I generally avoid adding meat or dairy products to my vermicomposter. This isn’t because the worms won’t eat them. It’s because they tend to smell really, really bad before they’re consumed. For these, stick to bokashi composting.
Don’t overfeed your worms too much fresh stuff. That can create problems in your worm bin. Balance out your feedings with additions of fresh, carbon-dense bedding materials.
Having extra surface space and depth in your worm bin can allow your population to expand. So too does extra airflow in the bin. Using an Urban Worm Bag gives you plenty of surface space, excellent depth, and provides that all-necessary air to keep your bin from getting too soggy. If the worms are happy, they’ll eat more — and you’ll have better results!
Fattening Up Your Worms
Knowing what to feed worms for fishing will help you to fatten them up quickly for bait! But even if you’re just using them for the fantastic compost, it’s a good idea to fatten yours up. The bigger the worm, the more it’ll eat. The more they eat, the more they poop black gold!
Many commercial worm farms use a dry worm chow to do the job. In fact, there’s multiple commercial worm chows available. I used to joke about Purina Worm Chow until I found out that it actually exists.
You can make a homemade worm chow easily by combining just a few dry ingredients. My favorite recipe is as follows:
- 2 cups rolled oats
- 1 cup yellow cornmeal
- 1/2 cup alfalfa meal
- 1/8 cup dried and powdered eggshells (bake these first to eliminate the risk of salmonella)
- 1/8 cup azomite
Take the rolled oats and cornmeal and blitz them in a coffee or spice grinder until they’re finely powdered. Do the same with your eggshells. Then mix all the ingredients together well, being sure to incorporate them thoroughly.
The eggshells and azomite provide the essential grit that the worms need to digest food. They don’t have teeth, so this grit is absolutely necessary! Eggshells also provide a calcium boost which helps the worms to breed. Azomite provides ample trace minerals.
The rolled oats, cornmeal, and alfalfa work together to plump up your worms quickly. The finer this mix is powdered, the quicker your worms will eat it up and fatten up. Moisten your worm bedding and then sprinkle it over the bedding surface.
A worm feed like this is helpful to keep on hand for those times when you don’t have a bounty of fresh kitchen scraps available.
What Else Will Worms Eat?
Remember, worms aren’t limited to the same things that we eat. They also consume their bedding, any other plant material, and so on.
If it’s the dead of winter and you’re low on fruit and vegetable matter, and you’re out of homemade worm feed, don’t fret. Here’s another list of options for you!
- shredded cardboard and paper – avoid glossy paper or colored non-soy inks
- shredded or crushed dry leaves
- crushed or powdered old dog or cat kibble
- small amounts of aged bokashi compost

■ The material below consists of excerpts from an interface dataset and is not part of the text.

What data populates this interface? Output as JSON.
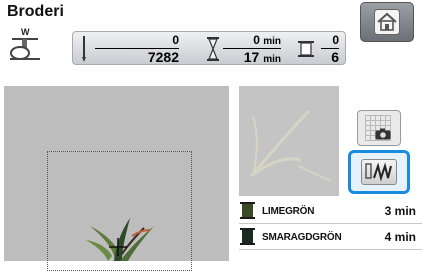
{
  "screen": {
    "title": "Broderi"
  },
  "info": {
    "stitch_done": "0",
    "stitch_total": "7282",
    "time_done": "0",
    "time_total": "17",
    "time_unit": "min",
    "color_done": "0",
    "color_total": "6"
  },
  "threads": [
    {
      "name": "LIMEGRÖN",
      "time": "3 min",
      "color": "#3a4a26"
    },
    {
      "name": "SMARAGDGRÖN",
      "time": "4 min",
      "color": "#1a2a22"
    }
  ],
  "icons": {
    "home": "home-icon",
    "presser_foot": "presser-foot-w-icon",
    "needle": "needle-icon",
    "hourglass": "hourglass-icon",
    "spool": "thread-spool-icon",
    "grid_camera": "grid-camera-icon",
    "simulator": "stitch-simulator-icon"
  },
  "colors": {
    "accent": "#1a8ce0",
    "edit_bg": "#bdbdbd"
  }
}
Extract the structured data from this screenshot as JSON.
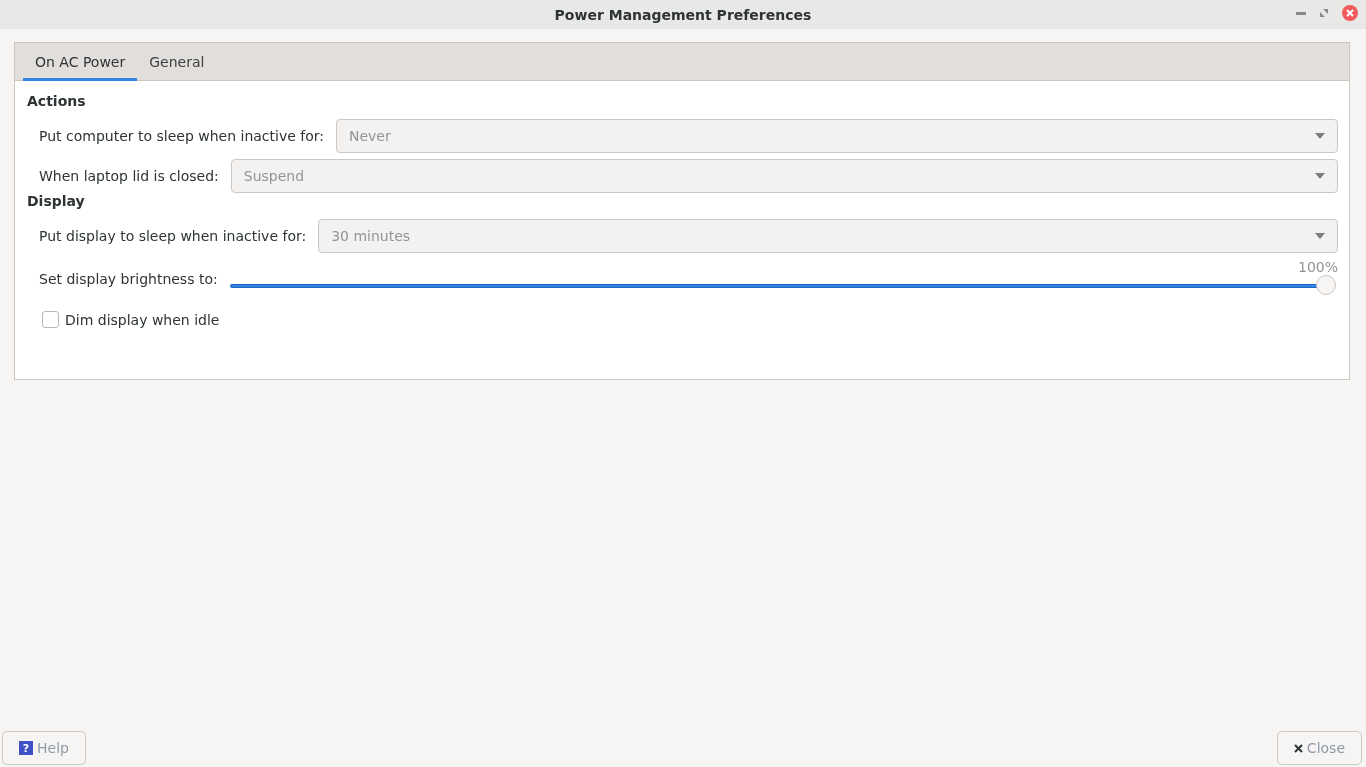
{
  "window": {
    "title": "Power Management Preferences"
  },
  "tabs": [
    {
      "label": "On AC Power",
      "selected": true
    },
    {
      "label": "General",
      "selected": false
    }
  ],
  "sections": [
    {
      "title": "Actions",
      "rows": [
        {
          "kind": "dropdown",
          "label": "Put computer to sleep when inactive for:",
          "value": "Never",
          "disabled": true
        },
        {
          "kind": "dropdown",
          "label": "When laptop lid is closed:",
          "value": "Suspend",
          "disabled": true
        }
      ]
    },
    {
      "title": "Display",
      "rows": [
        {
          "kind": "dropdown",
          "label": "Put display to sleep when inactive for:",
          "value": "30 minutes",
          "disabled": true
        },
        {
          "kind": "slider",
          "label": "Set display brightness to:",
          "reading": "100%",
          "level": 1
        },
        {
          "kind": "checkbox",
          "label": "Dim display when idle",
          "checked": false
        }
      ]
    }
  ],
  "buttons": {
    "help": {
      "icon": "?",
      "label": "Help"
    },
    "close": {
      "label": "Close"
    }
  }
}
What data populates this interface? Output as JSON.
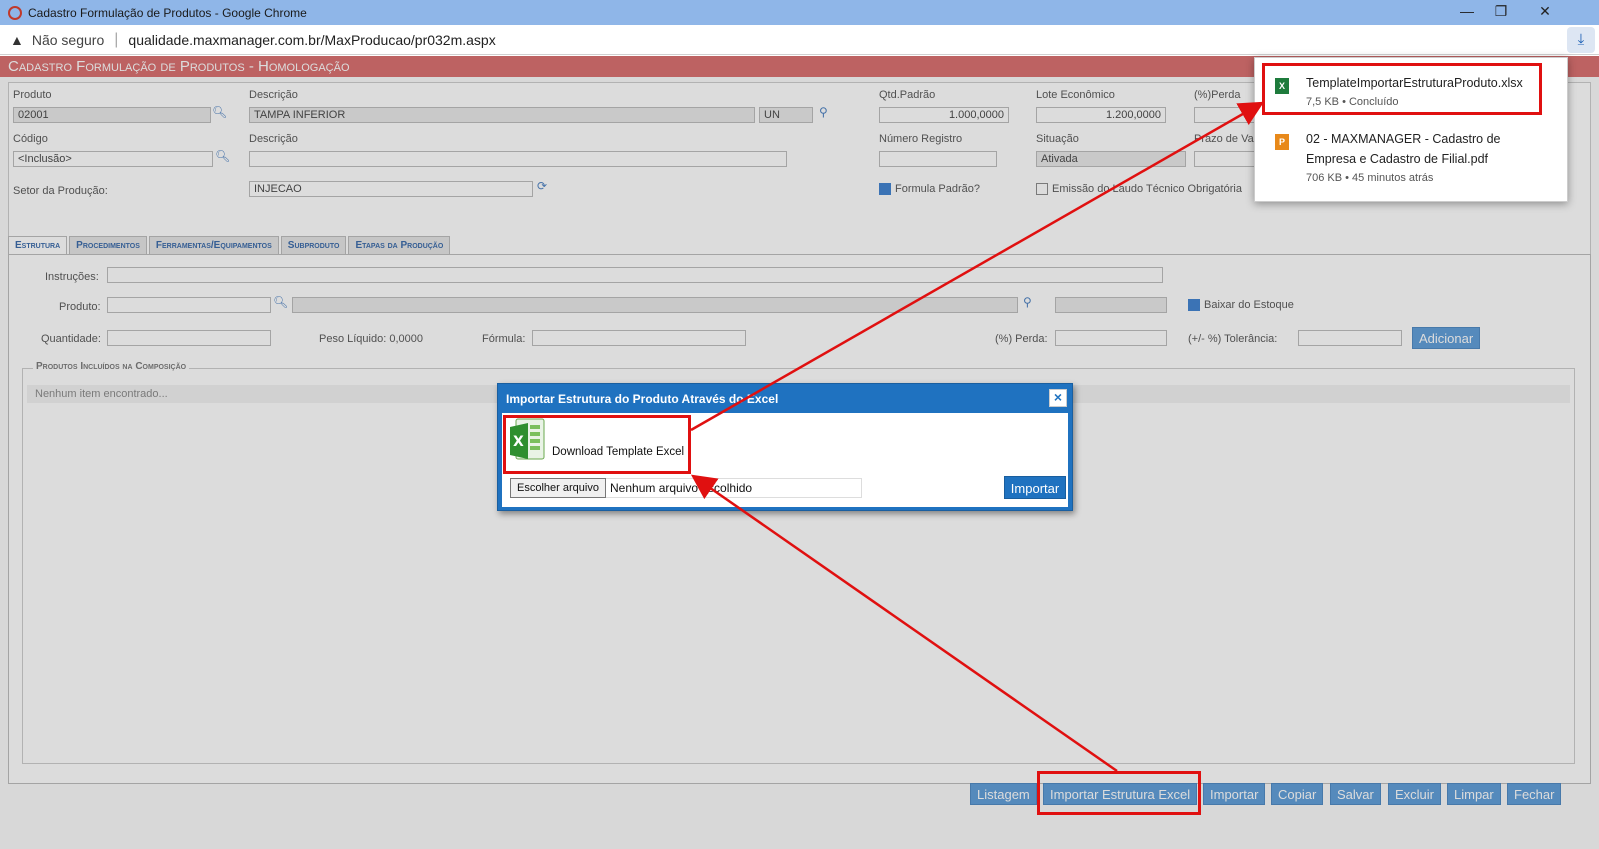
{
  "browser": {
    "window_title": "Cadastro Formulação de Produtos - Google Chrome",
    "security_label": "Não seguro",
    "url": "qualidade.maxmanager.com.br/MaxProducao/pr032m.aspx"
  },
  "page": {
    "title": "Cadastro Formulação de Produtos - Homologação"
  },
  "form": {
    "produto_label": "Produto",
    "produto_value": "02001",
    "descricao_label": "Descrição",
    "descricao_value": "TAMPA INFERIOR",
    "unidade_value": "UN",
    "qtd_padrao_label": "Qtd.Padrão",
    "qtd_padrao_value": "1.000,0000",
    "lote_economico_label": "Lote Econômico",
    "lote_economico_value": "1.200,0000",
    "perda_label": "(%)Perda",
    "codigo_label": "Código",
    "codigo_value": "<Inclusão>",
    "descricao2_label": "Descrição",
    "numero_registro_label": "Número Registro",
    "situacao_label": "Situação",
    "situacao_value": "Ativada",
    "prazo_label": "Prazo de Va",
    "setor_label": "Setor da Produção:",
    "setor_value": "INJECAO",
    "formula_padrao_label": "Formula Padrão?",
    "emissao_laudo_label": "Emissão do Laudo Técnico Obrigatória"
  },
  "tabs": [
    {
      "label": "Estrutura"
    },
    {
      "label": "Procedimentos"
    },
    {
      "label": "Ferramentas/Equipamentos"
    },
    {
      "label": "Subproduto"
    },
    {
      "label": "Etapas da Produção"
    }
  ],
  "estrutura": {
    "instrucoes_label": "Instruções:",
    "produto_label": "Produto:",
    "baixar_estoque_label": "Baixar do Estoque",
    "quantidade_label": "Quantidade:",
    "peso_liquido": "Peso Líquido: 0,0000",
    "formula_label": "Fórmula:",
    "perda_label": "(%) Perda:",
    "tolerancia_label": "(+/- %) Tolerância:",
    "adicionar_label": "Adicionar",
    "produtos_legend": "Produtos Incluídos na Composição",
    "empty_text": "Nenhum item encontrado..."
  },
  "bottom_buttons": [
    {
      "label": "Listagem"
    },
    {
      "label": "Importar Estrutura Excel"
    },
    {
      "label": "Importar"
    },
    {
      "label": "Copiar"
    },
    {
      "label": "Salvar"
    },
    {
      "label": "Excluir"
    },
    {
      "label": "Limpar"
    },
    {
      "label": "Fechar"
    }
  ],
  "downloads": [
    {
      "name": "TemplateImportarEstruturaProduto.xlsx",
      "meta": "7,5 KB • Concluído",
      "icon": "excel-file-icon",
      "color": "#1e7b3c"
    },
    {
      "name_line1": "02 - MAXMANAGER - Cadastro de",
      "name_line2": "Empresa e Cadastro de Filial.pdf",
      "meta": "706 KB • 45 minutos atrás",
      "icon": "pdf-file-icon",
      "color": "#e8891a"
    }
  ],
  "modal": {
    "title": "Importar Estrutura do Produto Através do Excel",
    "close_label": "×",
    "download_template_label": "Download Template Excel",
    "choose_file_label": "Escolher arquivo",
    "no_file_label": "Nenhum arquivo escolhido",
    "import_label": "Importar"
  },
  "colors": {
    "header_red": "#d96b6b",
    "modal_blue": "#1f72c0",
    "button_blue": "#5b9bd8",
    "annotation_red": "#e01010"
  }
}
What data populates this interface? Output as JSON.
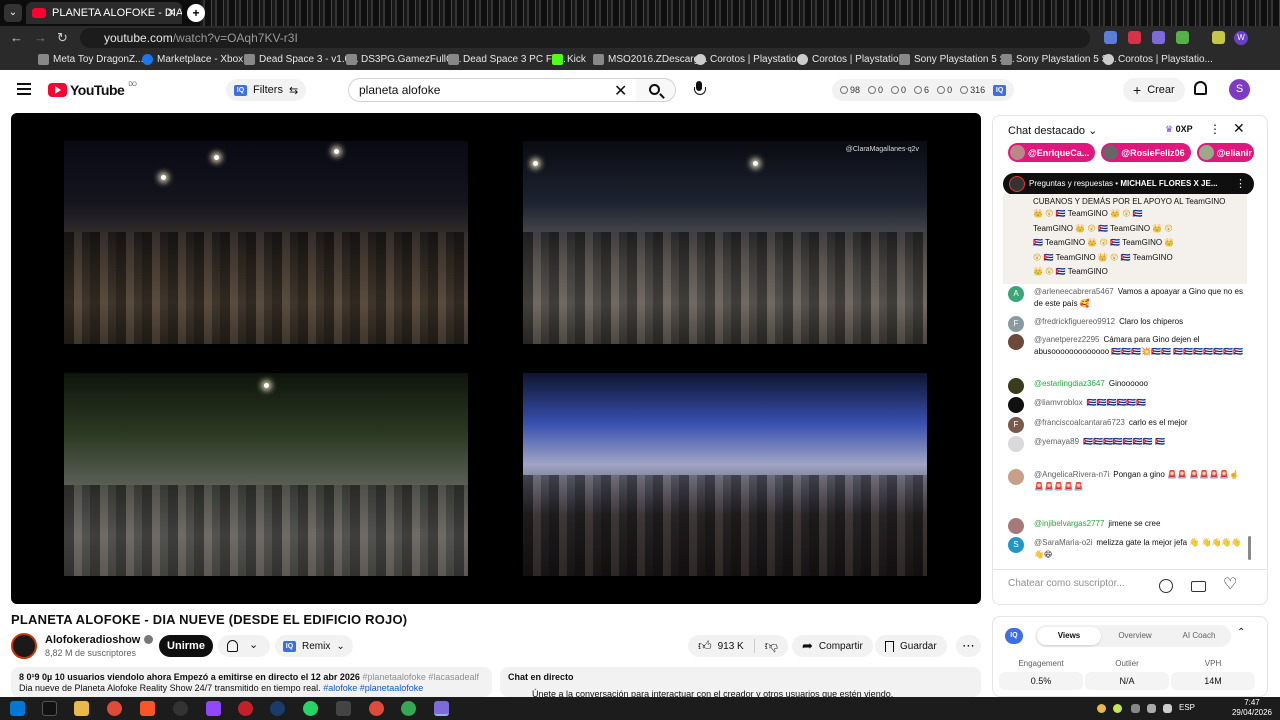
{
  "browser": {
    "tab_title": "PLANETA ALOFOKE - DIA N",
    "url_host": "youtube.com",
    "url_path": "/watch?v=OAqh7KV-r3I",
    "bookmarks": [
      "Meta Toy DragonZ...",
      "Marketplace - Xbox...",
      "Dead Space 3 - v1.0...",
      "DS3PG.GamezFullC...",
      "Dead Space 3 PC Fu...",
      "Kick",
      "MSO2016.ZDescarg...",
      "Corotos | Playstatio...",
      "Corotos | Playstatio...",
      "Sony Playstation 5 S...",
      "Sony Playstation 5 S...",
      "Corotos | Playstatio..."
    ],
    "profile_initial": "W"
  },
  "header": {
    "logo_text": "YouTube",
    "logo_country": "DO",
    "filters_label": "Filters",
    "search_value": "planeta alofoke",
    "stats": [
      "98",
      "0",
      "0",
      "6",
      "0",
      "316"
    ],
    "create_label": "Crear",
    "avatar_initial": "S"
  },
  "video": {
    "title": "PLANETA ALOFOKE - DIA NUEVE (DESDE EL EDIFICIO ROJO)",
    "watermark": "@ClaraMagallanes-q2v"
  },
  "channel": {
    "name": "Alofokeradioshow",
    "subscribers": "8,82 M de suscriptores",
    "join_label": "Unirme",
    "remix_label": "Remix"
  },
  "actions": {
    "likes": "913 K",
    "share": "Compartir",
    "save": "Guardar"
  },
  "description": {
    "line1_count": "8 0¹9 0µ 10",
    "line1_text": "usuarios viendolo ahora  Empezó a emitirse en directo el 12 abr 2026",
    "line1_tags": "#planetaalofoke #lacasadealf",
    "line2_text": "Dia nueve de Planeta Alofoke Reality Show 24/7 transmitido en tiempo real.",
    "line2_tags": "#alofoke #planetaalofoke"
  },
  "chat_below": {
    "title": "Chat en directo",
    "hint": "Únete a la conversación para interactuar con el creador y otros usuarios que estén viendo."
  },
  "chat": {
    "header": "Chat destacado",
    "xp": "0XP",
    "chips": [
      "@EnriqueCa...",
      "@RosieFeliz06",
      "@elianir"
    ],
    "pinned_prefix": "Preguntas y respuestas •",
    "pinned_title": "MICHAEL FLORES X JE...",
    "pinned_text": "CUBANOS Y DEMÁS POR EL APOYO AL TeamGINO",
    "pinned_repeat": "TeamGINO",
    "messages": [
      {
        "user": "@arleneecabrera5467",
        "text": "Vamos a apoayar a Gino que no es de este país 🥰",
        "initial": "A",
        "color": "#3ba57a"
      },
      {
        "user": "@fredrickfiguereo9912",
        "text": "Claro los chiperos",
        "initial": "F",
        "color": "#8a9ba0"
      },
      {
        "user": "@yanetperez2295",
        "text": "Cámara para Gino dejen el abusooooooooooooo 🇨🇺🇨🇺🇨🇺💥🇨🇺🇨🇺 🇨🇺🇨🇺🇨🇺🇨🇺🇨🇺🇨🇺🇨🇺",
        "initial": "",
        "color": "#6b4a3a"
      },
      {
        "user": "@estarlingdiaz3647",
        "text": "Ginoooooo",
        "initial": "",
        "color": "#3b3b1d",
        "green": true
      },
      {
        "user": "@liamvroblox",
        "text": "🇨🇺🇨🇺🇨🇺🇨🇺🇨🇺🇨🇺",
        "initial": "",
        "color": "#111111"
      },
      {
        "user": "@franciscoalcantara6723",
        "text": "carlo es el mejor",
        "initial": "F",
        "color": "#7a5a4a"
      },
      {
        "user": "@yemaya89",
        "text": "🇨🇺🇨🇺🇨🇺🇨🇺🇨🇺🇨🇺🇨🇺 🇨🇺",
        "initial": "",
        "color": "#d9d9d9"
      },
      {
        "user": "@AngelicaRivera-n7i",
        "text": "Pongan a gino 🚨🚨 🚨🚨🚨🚨☝️🚨🚨🚨🚨🚨",
        "initial": "",
        "color": "#c7a08a"
      },
      {
        "user": "@injibelvargas2777",
        "text": "jimene se cree",
        "initial": "",
        "color": "#a77a7a",
        "green": true
      },
      {
        "user": "@SaraMaria-o2i",
        "text": "melizza gate la mejor jefa 👋 👋👋👋👋👋😄",
        "initial": "S",
        "color": "#2196c9"
      }
    ],
    "input_placeholder": "Chatear como suscriptor..."
  },
  "analytics": {
    "tabs": [
      "Views",
      "Overview",
      "AI Coach"
    ],
    "cols": [
      {
        "label": "Engagement",
        "value": "0.5%"
      },
      {
        "label": "Outlier",
        "value": "N/A"
      },
      {
        "label": "VPH",
        "value": "14M"
      }
    ]
  },
  "taskbar": {
    "lang": "ESP",
    "time": "7:47",
    "date": "29/04/2026"
  }
}
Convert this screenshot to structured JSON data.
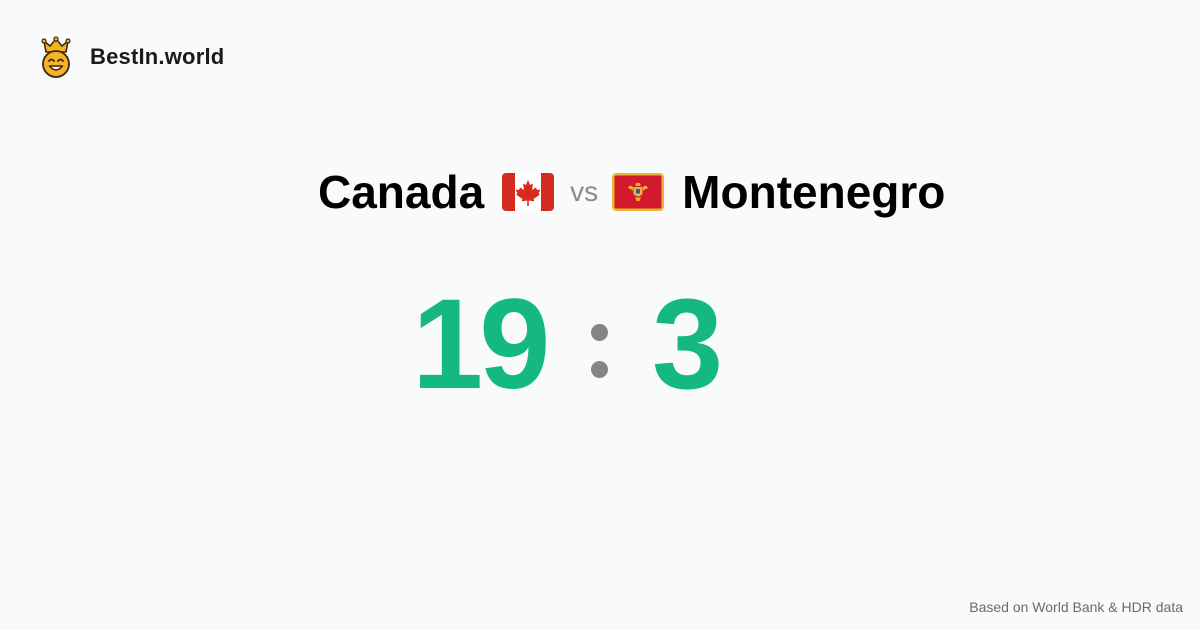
{
  "brand": {
    "name": "BestIn.world",
    "logo_icon": "smiling-crown-face-icon"
  },
  "comparison": {
    "left_country": "Canada",
    "left_flag_icon": "canada-flag-icon",
    "vs_label": "vs",
    "right_country": "Montenegro",
    "right_flag_icon": "montenegro-flag-icon"
  },
  "score": {
    "left": "19",
    "right": "3"
  },
  "footer": {
    "source": "Based on World Bank & HDR data"
  },
  "colors": {
    "background": "#f8fafc",
    "score": "#14b880",
    "separator": "#858585",
    "muted_text": "#8a8a8a",
    "canada_red": "#d52b1e",
    "montenegro_red": "#d3192c",
    "montenegro_gold": "#e8b535"
  }
}
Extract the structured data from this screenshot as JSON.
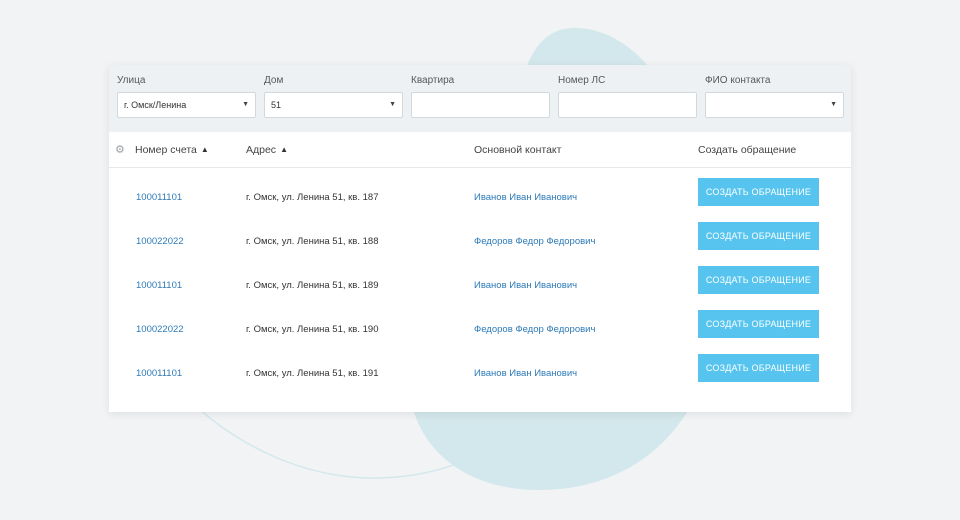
{
  "filters": {
    "street": {
      "label": "Улица",
      "value": "г. Омск/Ленина"
    },
    "house": {
      "label": "Дом",
      "value": "51"
    },
    "apartment": {
      "label": "Квартира",
      "value": ""
    },
    "account": {
      "label": "Номер ЛС",
      "value": ""
    },
    "contact": {
      "label": "ФИО контакта",
      "value": ""
    }
  },
  "table": {
    "headers": {
      "account": "Номер счета",
      "address": "Адрес",
      "contact": "Основной контакт",
      "action": "Создать обращение"
    },
    "rows": [
      {
        "account": "100011101",
        "address": "г. Омск, ул. Ленина 51, кв. 187",
        "contact": "Иванов Иван Иванович",
        "button": "СОЗДАТЬ ОБРАЩЕНИЕ"
      },
      {
        "account": "100022022",
        "address": "г. Омск, ул. Ленина 51, кв. 188",
        "contact": "Федоров Федор Федорович",
        "button": "СОЗДАТЬ ОБРАЩЕНИЕ"
      },
      {
        "account": "100011101",
        "address": "г. Омск, ул. Ленина 51, кв. 189",
        "contact": "Иванов Иван Иванович",
        "button": "СОЗДАТЬ ОБРАЩЕНИЕ"
      },
      {
        "account": "100022022",
        "address": "г. Омск, ул. Ленина 51, кв. 190",
        "contact": "Федоров Федор Федорович",
        "button": "СОЗДАТЬ ОБРАЩЕНИЕ"
      },
      {
        "account": "100011101",
        "address": "г. Омск, ул. Ленина 51, кв. 191",
        "contact": "Иванов Иван Иванович",
        "button": "СОЗДАТЬ ОБРАЩЕНИЕ"
      }
    ]
  },
  "icons": {
    "settings": "gear-icon",
    "sort": "chevron-up-icon",
    "dropdown": "caret-down-icon"
  },
  "colors": {
    "accent_button": "#56c4ef",
    "link": "#2d7ab8",
    "background": "#f1f3f4",
    "filter_bar": "#edf1f4"
  }
}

- half-finished compost from your other composters
- small animal or reptile bedding (especially the paper or alfalfa versions)
- cow, horse, rabbit, llama, sheep, guinea pig, or hamster manure – only plant-eater manures, please!
- grass clippings
- coconut coir
- biodegradable packing peanuts (the type made from cornstarch or sorghum, not styrofoam)
- finely-chopped trimmings from trees or bushes
- finely-ground birdseed
Don’t Forget Your Grit
If you don’t have crushed dry eggshells or azomite around to add grit for your worms, used coffee grounds will work in a pinch. Diatomaceous earth can also work in small quantities and will slow down other bugs from developing in your worm bin. You can also add a handful of fine sand or dry topsoil to your worm farm.
Remember, grit is necessary to speed their digestion process so they can eat more and break down your waste products. Be sure to add a handful whenever you replace the bedding or remove compost.
So when you’re torn on what to feed worms, feel free to refer to this list for inspiration. There’s so much more that they can eat, but you’re not limited to your kitchen scraps. And if you, like me, love having quality vermicompost, this will help you produce it year-round with ease!